■ **ACTION ITEM**
The records below are to be copied exactly, with their pictures left out.

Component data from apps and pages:
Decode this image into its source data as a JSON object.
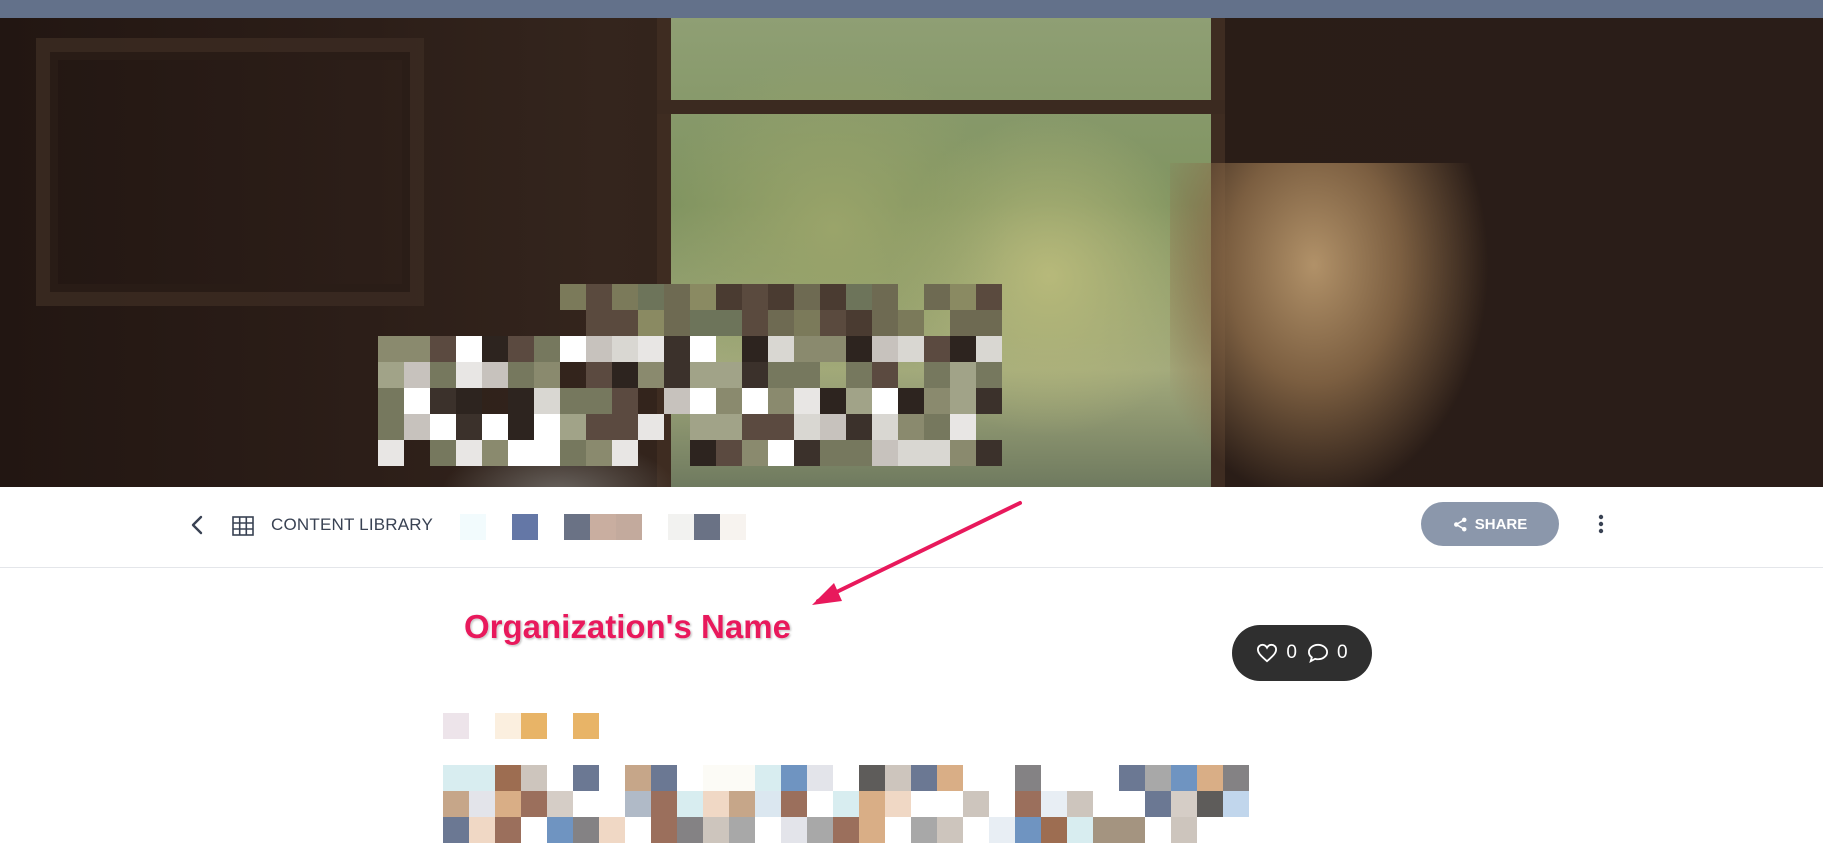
{
  "toolbar": {
    "section_label": "CONTENT LIBRARY",
    "share_label": "SHARE"
  },
  "annotation": {
    "label": "Organization's Name"
  },
  "stats": {
    "likes": "0",
    "comments": "0"
  },
  "colors": {
    "topbar": "#63718a",
    "share_button": "#8b97ab",
    "annotation": "#e8195c",
    "stats_pill": "#2f2f2f"
  },
  "icons": {
    "back": "chevron-left-icon",
    "grid": "grid-icon",
    "share": "share-icon",
    "more": "more-vertical-icon",
    "like": "heart-icon",
    "comment": "comment-icon"
  }
}
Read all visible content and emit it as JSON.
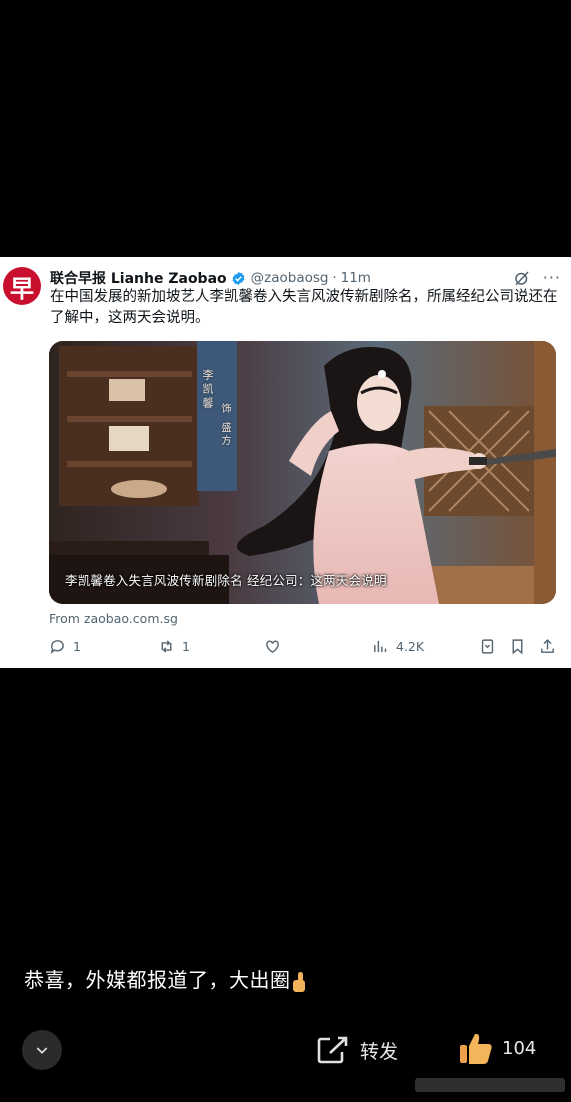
{
  "tweet": {
    "avatar_glyph": "早",
    "display_name": "联合早报 Lianhe Zaobao",
    "handle": "@zaobaosg",
    "time": "11m",
    "text": "在中国发展的新加坡艺人李凯馨卷入失言风波传新剧除名，所属经纪公司说还在了解中，这两天会说明。",
    "media_caption": "李凯馨卷入失言风波传新剧除名 经纪公司：这两天会说明",
    "media_vertical_name": "李凯馨",
    "media_vertical_role": "饰 盛方",
    "source": "From zaobao.com.sg",
    "replies": "1",
    "reposts": "1",
    "views": "4.2K",
    "colors": {
      "avatar": "#c8102e",
      "verified": "#1d9bf0",
      "text": "#0f1419",
      "muted": "#536471"
    }
  },
  "post": {
    "comment": "恭喜，外媒都报道了，大出圈",
    "repost_label": "转发",
    "like_count": "104",
    "icons": [
      "chevron-down-icon",
      "share-icon",
      "thumbs-up-icon"
    ]
  }
}
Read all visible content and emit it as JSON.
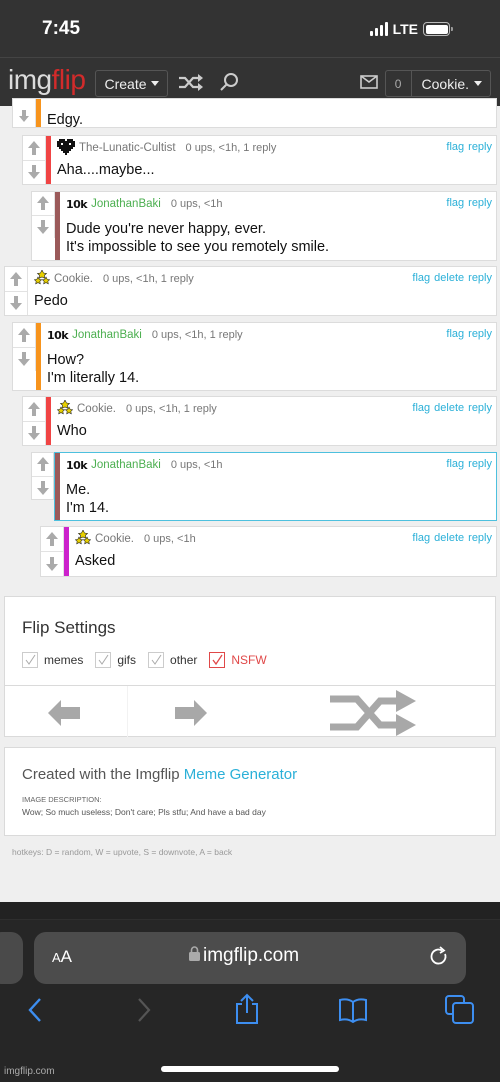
{
  "status_bar": {
    "time": "7:45",
    "network": "LTE",
    "battery_level": 1.0
  },
  "header": {
    "logo_img": "img",
    "logo_flip": "flip",
    "create_label": "Create",
    "notification_count": "0",
    "username": "Cookie.",
    "icons": [
      "shuffle-icon",
      "search-icon",
      "mail-icon"
    ]
  },
  "comments": [
    {
      "id": "c0",
      "username": "",
      "points": "",
      "stats": "",
      "text": "Edgy.",
      "actions": [],
      "bar_color": "#f7941d",
      "partial": true
    },
    {
      "id": "c1",
      "username": "The-Lunatic-Cultist",
      "points": "",
      "stats": "0 ups, <1h, 1 reply",
      "text": "Aha....maybe...",
      "actions": [
        "flag",
        "reply"
      ],
      "bar_color": "#f04444",
      "avatar": "pixel-heart-icon"
    },
    {
      "id": "c2",
      "username": "JonathanBaki",
      "points": "10k",
      "stats": "0 ups, <1h",
      "text": "Dude you're never happy, ever.\nIt's impossible to see you remotely smile.",
      "actions": [
        "flag",
        "reply"
      ],
      "bar_color": "#9b5a5a"
    },
    {
      "id": "c3",
      "username": "Cookie.",
      "points": "",
      "stats": "0 ups, <1h, 1 reply",
      "text": "Pedo",
      "actions": [
        "flag",
        "delete",
        "reply"
      ],
      "bar_color": "",
      "avatar": "stars-icon"
    },
    {
      "id": "c4",
      "username": "JonathanBaki",
      "points": "10k",
      "stats": "0 ups, <1h, 1 reply",
      "text": "How?\nI'm literally 14.",
      "actions": [
        "flag",
        "reply"
      ],
      "bar_color": "#f7941d"
    },
    {
      "id": "c5",
      "username": "Cookie.",
      "points": "",
      "stats": "0 ups, <1h, 1 reply",
      "text": "Who",
      "actions": [
        "flag",
        "delete",
        "reply"
      ],
      "bar_color": "#f04444",
      "avatar": "stars-icon"
    },
    {
      "id": "c6",
      "username": "JonathanBaki",
      "points": "10k",
      "stats": "0 ups, <1h",
      "text": "Me.\nI'm 14.",
      "actions": [
        "flag",
        "reply"
      ],
      "bar_color": "#9b5a5a",
      "highlighted": true
    },
    {
      "id": "c7",
      "username": "Cookie.",
      "points": "",
      "stats": "0 ups, <1h",
      "text": "Asked",
      "actions": [
        "flag",
        "delete",
        "reply"
      ],
      "bar_color": "#cc22cc",
      "avatar": "stars-icon"
    }
  ],
  "flip_settings": {
    "title": "Flip Settings",
    "options": [
      {
        "label": "memes",
        "checked": true
      },
      {
        "label": "gifs",
        "checked": true
      },
      {
        "label": "other",
        "checked": true
      },
      {
        "label": "NSFW",
        "checked": true,
        "accent": "#e04848"
      }
    ]
  },
  "created": {
    "prefix": "Created with the Imgflip",
    "link": "Meme Generator",
    "desc_label": "IMAGE DESCRIPTION:",
    "desc_text": "Wow; So much useless; Don't care; Pls stfu; And have a bad day"
  },
  "hotkeys": "hotkeys: D = random, W = upvote, S = downvote, A = back",
  "safari": {
    "aa_small": "A",
    "aa_large": "A",
    "url": "imgflip.com"
  },
  "watermark": "imgflip.com",
  "colors": {
    "link": "#2bb0d8",
    "username_green": "#4caf50",
    "logo_red": "#d22b2b"
  }
}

■ **SOLUTION TO THE PROBLEM**
Decode this image into its source data as a JSON object.
{
  "toolbar": {
    "section_label": "CONTENT LIBRARY",
    "share_label": "SHARE"
  },
  "annotation": {
    "label": "Organization's Name"
  },
  "stats": {
    "likes": "0",
    "comments": "0"
  },
  "colors": {
    "topbar": "#63718a",
    "share_button": "#8b97ab",
    "annotation": "#e8195c",
    "stats_pill": "#2f2f2f"
  },
  "icons": {
    "back": "chevron-left-icon",
    "grid": "grid-icon",
    "share": "share-icon",
    "more": "more-vertical-icon",
    "like": "heart-icon",
    "comment": "comment-icon"
  }
}
Read all visible content and emit it as JSON.
{
  "tweet": {
    "avatar_glyph": "早",
    "display_name": "联合早报 Lianhe Zaobao",
    "handle": "@zaobaosg",
    "time": "11m",
    "text": "在中国发展的新加坡艺人李凯馨卷入失言风波传新剧除名，所属经纪公司说还在了解中，这两天会说明。",
    "media_caption": "李凯馨卷入失言风波传新剧除名 经纪公司：这两天会说明",
    "media_vertical_name": "李凯馨",
    "media_vertical_role": "饰 盛方",
    "source": "From zaobao.com.sg",
    "replies": "1",
    "reposts": "1",
    "views": "4.2K",
    "colors": {
      "avatar": "#c8102e",
      "verified": "#1d9bf0",
      "text": "#0f1419",
      "muted": "#536471"
    }
  },
  "post": {
    "comment": "恭喜，外媒都报道了，大出圈",
    "repost_label": "转发",
    "like_count": "104",
    "icons": [
      "chevron-down-icon",
      "share-icon",
      "thumbs-up-icon"
    ]
  }
}
Read all visible content and emit it as JSON.
{
  "status_bar": {
    "time": "7:45",
    "network": "LTE",
    "battery_level": 1.0
  },
  "header": {
    "logo_img": "img",
    "logo_flip": "flip",
    "create_label": "Create",
    "notification_count": "0",
    "username": "Cookie.",
    "icons": [
      "shuffle-icon",
      "search-icon",
      "mail-icon"
    ]
  },
  "comments": [
    {
      "id": "c0",
      "username": "",
      "points": "",
      "stats": "",
      "text": "Edgy.",
      "actions": [],
      "bar_color": "#f7941d",
      "partial": true
    },
    {
      "id": "c1",
      "username": "The-Lunatic-Cultist",
      "points": "",
      "stats": "0 ups, <1h, 1 reply",
      "text": "Aha....maybe...",
      "actions": [
        "flag",
        "reply"
      ],
      "bar_color": "#f04444",
      "avatar": "pixel-heart-icon"
    },
    {
      "id": "c2",
      "username": "JonathanBaki",
      "points": "10k",
      "stats": "0 ups, <1h",
      "text": "Dude you're never happy, ever.\nIt's impossible to see you remotely smile.",
      "actions": [
        "flag",
        "reply"
      ],
      "bar_color": "#9b5a5a"
    },
    {
      "id": "c3",
      "username": "Cookie.",
      "points": "",
      "stats": "0 ups, <1h, 1 reply",
      "text": "Pedo",
      "actions": [
        "flag",
        "delete",
        "reply"
      ],
      "bar_color": "",
      "avatar": "stars-icon"
    },
    {
      "id": "c4",
      "username": "JonathanBaki",
      "points": "10k",
      "stats": "0 ups, <1h, 1 reply",
      "text": "How?\nI'm literally 14.",
      "actions": [
        "flag",
        "reply"
      ],
      "bar_color": "#f7941d"
    },
    {
      "id": "c5",
      "username": "Cookie.",
      "points": "",
      "stats": "0 ups, <1h, 1 reply",
      "text": "Who",
      "actions": [
        "flag",
        "delete",
        "reply"
      ],
      "bar_color": "#f04444",
      "avatar": "stars-icon"
    },
    {
      "id": "c6",
      "username": "JonathanBaki",
      "points": "10k",
      "stats": "0 ups, <1h",
      "text": "Me.\nI'm 14.",
      "actions": [
        "flag",
        "reply"
      ],
      "bar_color": "#9b5a5a",
      "highlighted": true
    },
    {
      "id": "c7",
      "username": "Cookie.",
      "points": "",
      "stats": "0 ups, <1h",
      "text": "Asked",
      "actions": [
        "flag",
        "delete",
        "reply"
      ],
      "bar_color": "#cc22cc",
      "avatar": "stars-icon"
    }
  ],
  "flip_settings": {
    "title": "Flip Settings",
    "options": [
      {
        "label": "memes",
        "checked": true
      },
      {
        "label": "gifs",
        "checked": true
      },
      {
        "label": "other",
        "checked": true
      },
      {
        "label": "NSFW",
        "checked": true,
        "accent": "#e04848"
      }
    ]
  },
  "created": {
    "prefix": "Created with the Imgflip",
    "link": "Meme Generator",
    "desc_label": "IMAGE DESCRIPTION:",
    "desc_text": "Wow; So much useless; Don't care; Pls stfu; And have a bad day"
  },
  "hotkeys": "hotkeys: D = random, W = upvote, S = downvote, A = back",
  "safari": {
    "aa_small": "A",
    "aa_large": "A",
    "url": "imgflip.com"
  },
  "watermark": "imgflip.com",
  "colors": {
    "link": "#2bb0d8",
    "username_green": "#4caf50",
    "logo_red": "#d22b2b"
  }
}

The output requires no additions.